Circles are good for slow dramatic music, when the leader with likely pause more often. Try to make the circles flow with the melody of the music. If the leader adds short pauses while dancing to more rhythmic music make the circles sharper and to the beat of the music.
Make the circles medium sized; the upper leg remains fairly still, the circle happens from the knee down.
Make the circles large; this time the whole leg moves all the way from the hip socket. The leg is straight as it reaches out to the side, and then knee flexes as it passes underneath you past the standing leg.
Make the circles tiny; again these circles happen just from the knee down.
Combine circles of different sizes; make one large and then two tiny, etc.
Emphasis and Tempo:
Experiment with how you accent the movement, trying to put the emphasis on a strong beat or something you hear in the music.
As you draw on the floor, make your foot travel along the floor at the same speed all the way though the circle.

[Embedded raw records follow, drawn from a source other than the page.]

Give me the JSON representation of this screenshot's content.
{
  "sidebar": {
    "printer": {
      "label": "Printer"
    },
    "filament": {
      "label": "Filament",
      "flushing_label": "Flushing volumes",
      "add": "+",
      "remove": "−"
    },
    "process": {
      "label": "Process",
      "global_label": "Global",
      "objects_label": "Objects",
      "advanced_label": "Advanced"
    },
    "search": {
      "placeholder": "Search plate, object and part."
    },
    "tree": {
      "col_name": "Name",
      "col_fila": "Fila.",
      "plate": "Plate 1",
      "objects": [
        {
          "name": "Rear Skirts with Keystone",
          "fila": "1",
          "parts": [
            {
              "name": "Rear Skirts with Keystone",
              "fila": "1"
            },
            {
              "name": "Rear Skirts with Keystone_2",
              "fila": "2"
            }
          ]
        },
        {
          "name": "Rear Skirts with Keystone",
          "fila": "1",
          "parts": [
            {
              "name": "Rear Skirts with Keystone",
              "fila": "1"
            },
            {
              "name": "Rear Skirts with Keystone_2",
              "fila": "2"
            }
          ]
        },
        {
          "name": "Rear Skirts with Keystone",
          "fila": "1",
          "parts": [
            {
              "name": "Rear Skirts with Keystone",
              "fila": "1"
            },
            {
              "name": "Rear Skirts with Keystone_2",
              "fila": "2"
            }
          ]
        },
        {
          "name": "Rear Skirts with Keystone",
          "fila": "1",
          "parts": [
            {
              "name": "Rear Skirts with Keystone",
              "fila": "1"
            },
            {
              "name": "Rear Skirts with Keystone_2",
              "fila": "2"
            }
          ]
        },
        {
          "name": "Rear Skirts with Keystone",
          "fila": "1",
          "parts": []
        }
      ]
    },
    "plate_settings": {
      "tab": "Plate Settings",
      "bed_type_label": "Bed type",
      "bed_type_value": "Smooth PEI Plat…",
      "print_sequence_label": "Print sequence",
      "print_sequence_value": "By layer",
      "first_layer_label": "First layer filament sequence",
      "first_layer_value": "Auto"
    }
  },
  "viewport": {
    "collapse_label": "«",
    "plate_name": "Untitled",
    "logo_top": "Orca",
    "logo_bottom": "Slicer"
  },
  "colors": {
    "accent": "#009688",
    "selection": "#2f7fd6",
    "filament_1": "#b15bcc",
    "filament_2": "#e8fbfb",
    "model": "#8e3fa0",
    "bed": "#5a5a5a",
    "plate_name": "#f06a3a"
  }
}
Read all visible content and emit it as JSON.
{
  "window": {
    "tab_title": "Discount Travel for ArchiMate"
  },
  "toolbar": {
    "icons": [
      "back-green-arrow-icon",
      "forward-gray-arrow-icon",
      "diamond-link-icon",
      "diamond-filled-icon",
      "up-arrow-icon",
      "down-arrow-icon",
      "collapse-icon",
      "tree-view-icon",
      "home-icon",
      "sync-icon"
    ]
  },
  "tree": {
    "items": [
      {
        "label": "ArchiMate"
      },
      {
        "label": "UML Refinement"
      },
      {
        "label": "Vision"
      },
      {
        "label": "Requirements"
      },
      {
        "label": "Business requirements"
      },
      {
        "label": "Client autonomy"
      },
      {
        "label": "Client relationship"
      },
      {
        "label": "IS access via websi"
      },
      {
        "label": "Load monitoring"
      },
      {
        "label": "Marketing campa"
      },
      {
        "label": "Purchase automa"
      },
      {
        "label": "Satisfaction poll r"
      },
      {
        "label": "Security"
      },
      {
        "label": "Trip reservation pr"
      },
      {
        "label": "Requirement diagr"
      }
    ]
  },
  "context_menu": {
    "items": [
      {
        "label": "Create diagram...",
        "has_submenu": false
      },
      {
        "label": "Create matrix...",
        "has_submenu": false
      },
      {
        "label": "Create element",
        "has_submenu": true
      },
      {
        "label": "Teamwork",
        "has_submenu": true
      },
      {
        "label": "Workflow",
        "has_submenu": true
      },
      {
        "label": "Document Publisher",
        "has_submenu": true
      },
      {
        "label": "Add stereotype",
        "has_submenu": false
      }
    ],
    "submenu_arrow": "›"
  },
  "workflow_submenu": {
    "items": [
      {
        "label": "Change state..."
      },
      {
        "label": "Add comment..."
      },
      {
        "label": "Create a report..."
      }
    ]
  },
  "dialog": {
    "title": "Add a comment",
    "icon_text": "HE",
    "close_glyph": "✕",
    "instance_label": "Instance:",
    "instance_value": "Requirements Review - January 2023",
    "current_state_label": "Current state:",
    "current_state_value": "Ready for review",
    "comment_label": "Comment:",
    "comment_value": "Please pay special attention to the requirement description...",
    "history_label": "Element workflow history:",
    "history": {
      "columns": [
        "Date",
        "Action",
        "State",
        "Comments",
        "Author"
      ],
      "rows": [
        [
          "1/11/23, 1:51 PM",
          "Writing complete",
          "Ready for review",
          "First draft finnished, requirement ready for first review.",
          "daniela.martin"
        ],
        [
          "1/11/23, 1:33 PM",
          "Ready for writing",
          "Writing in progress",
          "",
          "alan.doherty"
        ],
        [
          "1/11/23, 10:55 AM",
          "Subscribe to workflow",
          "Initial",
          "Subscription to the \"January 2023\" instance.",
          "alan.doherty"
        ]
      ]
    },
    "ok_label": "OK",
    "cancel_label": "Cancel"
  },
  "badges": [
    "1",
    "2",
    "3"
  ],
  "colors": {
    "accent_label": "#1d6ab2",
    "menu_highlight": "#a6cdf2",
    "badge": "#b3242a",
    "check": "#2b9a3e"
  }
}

-Now start the circle with a burst of energy and then slow it down to finish.
Start the circle slowly and then finish with energy and emphasis.
-Usually the small circles look good fast and the large circles are better slow.
Combine circles of different sizes and speeds.
Using the whole straight leg from the hip socket make just a half circle arc, one way and then sweeping back the other.
-Flex your foot and draw the circles or arcs with the heel of your shoe. -Make other shapes besides circles; make a figure 8, or write your name in cursive. Write the leaders name if he pleases you...
Exercises for Home
Practice walking backwards - take one step back, pause and hold your balance, circle the free leg. Take another step, pause and circle the other leg. Repeat.
Exercises for the Bus Stop or Grocery Line
Stand on one leg and make circles with the other repeatedly. Try all the above variations. Practice until the circles always come out perfectly circular (instead of triangular or rectangular!) with either foot in both directions, especially when done really small and fast. See how fast you can make the circles.
Stand on one leg and cross the thigh of the free leg in front of the standing leg. Make small fast circles from the knee down with the toe of the free foot on the other side of the standing leg. (This can be done before stepping though during a parada or forward ocho.)